Gross examination of the specimen showed a 1.5 cm pale coloured fleshy rounded firm mass with smooth surface. There were no areas of haemorrhage or altered texture on the cut section. Histopathological examination by routine haematoxyline and eosin stained sections showed a well encapsulated mass with compressed parenchyma. It comprised of lobular adenomatous proliferations with tubular glands showing ciliated columnar epithelium at places. Some of the glands showed large amounts of secretions. Goblet cells were seen dispersed among the lining epithelium of glands. The stroma showed hyalinization and a focal chronic inflammatory infiltrate. No atypia or increased mitotic figures were observed (Fig.1). The lesion was diagnosed as respiratory epithelial adenomatoid hamartoma (REAH).
Hamartoma is a rare, non-neoplastic lesion characterized by an abnormal mixture of tissues, which are indigenous to the region. Hamartomas commonly originate from the lung, kidney and intestine. Glandular hamartomas involving the sinonasal tract have received only limited documentation in the literature.
In the upper aerodigestive tract, respiratory epithelial adenomatoid hamartoma (REAH) is described as a polypoid proliferation of glands lined by ciliated respiratory epithelium that seem to invaginate downward into the submucosa while maintaining direct continuity with the surface mucosa . Wernig et al , reported 31 cases of what they called “Respiratory epithelial adenomatoid hamartoma of the sinonasal tract”. The median age was 58 years (range 27-82 years) and men were primarily affected.
The etiology of the lesion is unclear and may be secondary to either sinonasal inflammation or developmental error. Respiratory epithelial adenomatoid hamartomas of the nasal cavity are usually associated with nasal polyposis. This association supports the hypothesis that inflammation is one of the factors that induces the development of a hamartoma .
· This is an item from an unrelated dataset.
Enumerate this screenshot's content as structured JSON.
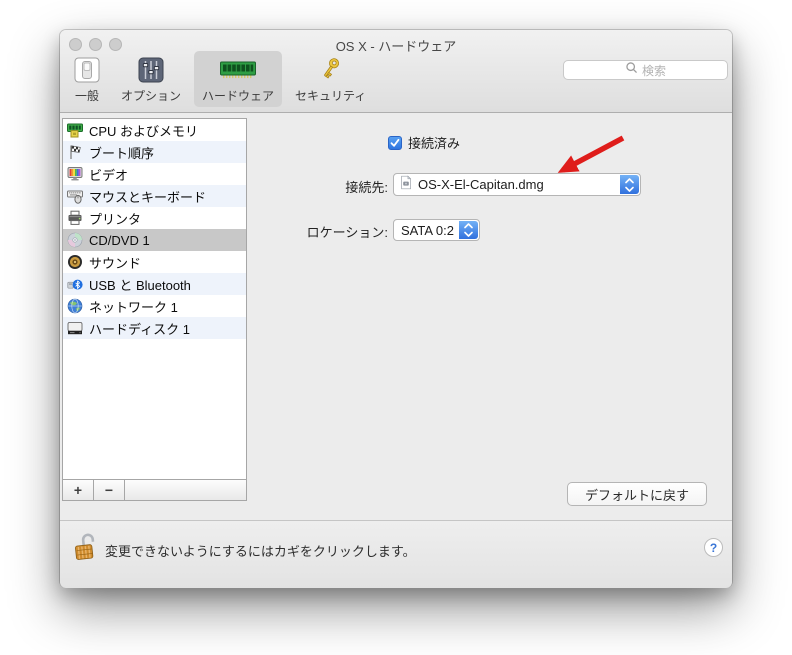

Within the nasal cavity, the most common site is nasal septum along its posterior aspect [2, 3, 5]. Other areas in the sinonasal tract where the lesion has been documented are maxillary sinus [6, 7, 8], ethmoid sinus  and the nasopharynx . The lesion in our patient was found to have arisen from the anterior part of lateral nasal wall a few millimeters behind the mucocutaneous junction. Involvement of the anterior part of lateral wall of nasal cavity is an unusual localization and no other report of a respiratory epithelial adenomatoid hamartoma involving this area was found in the literature.
Histologically the lesions are characterized by a prominent tubular glandular proliferation lined by ciliated respiratory epithelium, originating from the surface epithelium, stromal hyalinization which envelops the adenomatous proliferation, and mucous cell metaplasia. The basement membrane is thickened. No destructive growth is noted [3, 5, 9]. The differential diagnosis includes inflammatory polyps (fewer glands) and inverted schneiderian papillomas (which have a hyperplastic squamous epithelium with only a few goblet cells and a thin basement membrane) . More important is the differential diagnosis of sinonasal low grade adenocarcinoma, which usually demonstrates a back to back glandular pattern with nuclear atypia, prominent mitotic activity, desmoplastic stroma and perineural invasion . Diagnostic misinterpretations may result in untoward surgical intervention. Limited but complete surgical resection is the treatment of choice and surgery is curative with no recurrence [3, 5].